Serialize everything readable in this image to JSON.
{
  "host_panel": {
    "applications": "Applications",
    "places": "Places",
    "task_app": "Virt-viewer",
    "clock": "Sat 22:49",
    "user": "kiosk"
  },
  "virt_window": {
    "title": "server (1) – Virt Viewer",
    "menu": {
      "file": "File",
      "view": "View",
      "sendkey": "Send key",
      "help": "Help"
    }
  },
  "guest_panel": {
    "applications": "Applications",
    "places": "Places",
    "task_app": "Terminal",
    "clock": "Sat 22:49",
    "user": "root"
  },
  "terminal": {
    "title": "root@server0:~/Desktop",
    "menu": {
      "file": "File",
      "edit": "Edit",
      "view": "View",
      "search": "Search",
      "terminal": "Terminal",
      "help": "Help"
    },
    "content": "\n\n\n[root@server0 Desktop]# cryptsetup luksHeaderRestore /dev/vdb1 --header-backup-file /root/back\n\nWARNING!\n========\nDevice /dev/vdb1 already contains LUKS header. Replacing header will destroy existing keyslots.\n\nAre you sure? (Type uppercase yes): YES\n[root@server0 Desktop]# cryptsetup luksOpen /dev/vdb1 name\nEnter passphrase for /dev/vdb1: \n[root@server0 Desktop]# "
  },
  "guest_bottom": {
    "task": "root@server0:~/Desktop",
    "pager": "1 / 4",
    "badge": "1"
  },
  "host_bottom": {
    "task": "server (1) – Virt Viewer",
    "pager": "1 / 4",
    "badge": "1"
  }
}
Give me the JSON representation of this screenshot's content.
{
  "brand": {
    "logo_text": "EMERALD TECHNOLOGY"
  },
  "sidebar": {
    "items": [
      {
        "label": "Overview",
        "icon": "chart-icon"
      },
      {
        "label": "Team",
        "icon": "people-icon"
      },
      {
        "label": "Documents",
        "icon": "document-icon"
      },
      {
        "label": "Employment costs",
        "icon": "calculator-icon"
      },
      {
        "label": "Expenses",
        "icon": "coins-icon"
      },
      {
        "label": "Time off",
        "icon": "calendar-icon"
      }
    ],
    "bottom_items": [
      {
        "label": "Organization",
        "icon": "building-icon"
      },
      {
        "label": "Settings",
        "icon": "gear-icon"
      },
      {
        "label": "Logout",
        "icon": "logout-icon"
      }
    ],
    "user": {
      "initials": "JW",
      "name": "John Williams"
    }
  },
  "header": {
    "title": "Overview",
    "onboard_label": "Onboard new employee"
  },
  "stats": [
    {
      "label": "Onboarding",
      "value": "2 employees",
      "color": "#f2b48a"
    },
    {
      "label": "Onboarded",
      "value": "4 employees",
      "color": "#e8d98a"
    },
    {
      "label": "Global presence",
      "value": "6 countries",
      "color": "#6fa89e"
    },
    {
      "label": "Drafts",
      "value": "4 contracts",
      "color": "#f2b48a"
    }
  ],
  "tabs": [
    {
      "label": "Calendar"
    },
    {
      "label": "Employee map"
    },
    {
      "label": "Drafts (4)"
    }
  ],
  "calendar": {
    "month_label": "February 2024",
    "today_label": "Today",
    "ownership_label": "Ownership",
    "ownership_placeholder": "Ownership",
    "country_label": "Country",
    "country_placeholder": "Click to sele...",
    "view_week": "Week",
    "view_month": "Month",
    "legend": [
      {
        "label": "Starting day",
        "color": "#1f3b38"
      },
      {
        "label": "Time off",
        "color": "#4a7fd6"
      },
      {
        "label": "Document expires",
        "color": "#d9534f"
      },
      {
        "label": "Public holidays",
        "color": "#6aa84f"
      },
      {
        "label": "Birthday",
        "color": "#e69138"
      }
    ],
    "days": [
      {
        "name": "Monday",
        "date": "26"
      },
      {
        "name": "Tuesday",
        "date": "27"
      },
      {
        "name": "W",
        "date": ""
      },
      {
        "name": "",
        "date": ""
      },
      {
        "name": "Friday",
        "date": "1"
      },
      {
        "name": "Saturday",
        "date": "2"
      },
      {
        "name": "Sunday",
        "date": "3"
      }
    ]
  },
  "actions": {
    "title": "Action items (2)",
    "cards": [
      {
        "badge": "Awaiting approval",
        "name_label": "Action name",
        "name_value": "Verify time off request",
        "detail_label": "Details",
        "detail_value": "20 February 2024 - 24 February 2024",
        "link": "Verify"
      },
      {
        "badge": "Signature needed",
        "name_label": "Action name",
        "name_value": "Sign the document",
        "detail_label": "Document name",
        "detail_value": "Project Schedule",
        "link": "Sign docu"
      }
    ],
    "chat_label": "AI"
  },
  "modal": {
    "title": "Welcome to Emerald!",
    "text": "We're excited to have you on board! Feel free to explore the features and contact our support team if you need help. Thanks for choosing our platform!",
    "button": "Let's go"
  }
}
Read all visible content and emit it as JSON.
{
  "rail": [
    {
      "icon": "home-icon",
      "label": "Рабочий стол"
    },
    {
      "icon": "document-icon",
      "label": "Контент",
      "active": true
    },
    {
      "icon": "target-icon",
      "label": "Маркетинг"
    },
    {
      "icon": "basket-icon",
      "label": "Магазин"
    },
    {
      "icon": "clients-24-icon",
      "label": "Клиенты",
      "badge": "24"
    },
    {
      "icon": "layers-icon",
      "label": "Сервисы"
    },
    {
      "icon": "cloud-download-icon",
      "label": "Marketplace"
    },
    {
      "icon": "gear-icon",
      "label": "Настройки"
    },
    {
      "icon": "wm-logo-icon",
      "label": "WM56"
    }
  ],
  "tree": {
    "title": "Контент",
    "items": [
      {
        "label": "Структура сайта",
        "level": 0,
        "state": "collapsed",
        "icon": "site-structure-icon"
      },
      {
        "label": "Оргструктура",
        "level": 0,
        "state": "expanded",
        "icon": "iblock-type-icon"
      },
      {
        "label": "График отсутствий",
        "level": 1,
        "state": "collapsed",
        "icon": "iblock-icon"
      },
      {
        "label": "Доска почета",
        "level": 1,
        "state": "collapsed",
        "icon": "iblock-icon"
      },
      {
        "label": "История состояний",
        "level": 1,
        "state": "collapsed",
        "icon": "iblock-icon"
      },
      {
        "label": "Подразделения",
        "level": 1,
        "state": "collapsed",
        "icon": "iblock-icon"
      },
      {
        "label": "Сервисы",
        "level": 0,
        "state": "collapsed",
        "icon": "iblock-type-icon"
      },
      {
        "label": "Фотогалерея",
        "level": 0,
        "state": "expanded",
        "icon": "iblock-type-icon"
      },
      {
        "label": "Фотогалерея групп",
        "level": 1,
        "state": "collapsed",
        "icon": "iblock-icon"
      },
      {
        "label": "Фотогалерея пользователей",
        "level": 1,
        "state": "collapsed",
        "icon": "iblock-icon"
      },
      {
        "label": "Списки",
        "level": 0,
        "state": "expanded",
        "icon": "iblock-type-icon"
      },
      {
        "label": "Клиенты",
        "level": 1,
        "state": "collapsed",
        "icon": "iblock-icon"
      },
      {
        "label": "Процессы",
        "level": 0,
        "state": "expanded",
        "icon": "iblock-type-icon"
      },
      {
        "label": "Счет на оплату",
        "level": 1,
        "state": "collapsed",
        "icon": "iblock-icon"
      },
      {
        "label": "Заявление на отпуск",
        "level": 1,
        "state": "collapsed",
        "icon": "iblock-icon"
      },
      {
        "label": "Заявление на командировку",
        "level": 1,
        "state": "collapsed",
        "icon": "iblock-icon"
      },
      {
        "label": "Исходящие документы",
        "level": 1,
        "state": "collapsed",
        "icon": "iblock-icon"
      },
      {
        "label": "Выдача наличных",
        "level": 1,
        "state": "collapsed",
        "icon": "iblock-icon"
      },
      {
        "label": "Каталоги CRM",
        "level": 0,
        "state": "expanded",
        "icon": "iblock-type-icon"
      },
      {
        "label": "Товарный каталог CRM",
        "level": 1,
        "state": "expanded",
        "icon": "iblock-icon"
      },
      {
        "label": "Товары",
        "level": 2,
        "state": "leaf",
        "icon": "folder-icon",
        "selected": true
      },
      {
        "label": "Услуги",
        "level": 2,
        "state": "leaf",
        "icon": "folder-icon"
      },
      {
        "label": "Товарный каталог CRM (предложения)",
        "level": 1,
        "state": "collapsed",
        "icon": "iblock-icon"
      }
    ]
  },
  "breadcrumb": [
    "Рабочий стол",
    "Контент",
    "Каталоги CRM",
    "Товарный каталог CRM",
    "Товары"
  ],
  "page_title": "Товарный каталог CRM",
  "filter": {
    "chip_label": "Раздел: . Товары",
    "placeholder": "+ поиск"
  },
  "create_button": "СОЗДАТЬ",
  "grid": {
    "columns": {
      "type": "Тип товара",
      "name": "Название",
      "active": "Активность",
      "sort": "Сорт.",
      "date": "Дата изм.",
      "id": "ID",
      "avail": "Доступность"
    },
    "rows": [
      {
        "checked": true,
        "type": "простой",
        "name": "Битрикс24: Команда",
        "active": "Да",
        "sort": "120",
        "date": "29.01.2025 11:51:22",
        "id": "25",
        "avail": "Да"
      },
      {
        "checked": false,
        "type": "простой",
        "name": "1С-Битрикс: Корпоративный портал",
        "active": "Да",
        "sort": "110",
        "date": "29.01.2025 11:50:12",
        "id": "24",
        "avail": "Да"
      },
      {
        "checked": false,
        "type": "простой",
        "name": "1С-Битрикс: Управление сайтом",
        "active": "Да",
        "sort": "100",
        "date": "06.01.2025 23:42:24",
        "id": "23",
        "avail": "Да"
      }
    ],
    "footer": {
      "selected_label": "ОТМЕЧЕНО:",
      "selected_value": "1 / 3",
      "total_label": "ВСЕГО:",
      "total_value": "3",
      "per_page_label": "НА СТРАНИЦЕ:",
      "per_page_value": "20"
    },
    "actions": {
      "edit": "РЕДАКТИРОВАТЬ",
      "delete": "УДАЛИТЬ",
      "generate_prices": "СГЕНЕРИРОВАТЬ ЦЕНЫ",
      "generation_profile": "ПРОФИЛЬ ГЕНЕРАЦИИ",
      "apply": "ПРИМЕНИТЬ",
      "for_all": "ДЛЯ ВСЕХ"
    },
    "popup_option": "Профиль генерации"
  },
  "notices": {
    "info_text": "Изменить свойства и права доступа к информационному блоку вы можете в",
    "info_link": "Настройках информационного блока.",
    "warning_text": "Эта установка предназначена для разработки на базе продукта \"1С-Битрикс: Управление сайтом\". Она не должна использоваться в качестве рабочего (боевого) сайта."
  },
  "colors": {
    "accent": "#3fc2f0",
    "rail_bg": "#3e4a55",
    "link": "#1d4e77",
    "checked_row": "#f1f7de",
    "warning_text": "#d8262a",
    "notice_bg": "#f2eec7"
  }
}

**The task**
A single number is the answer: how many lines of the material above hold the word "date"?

**Task response**
11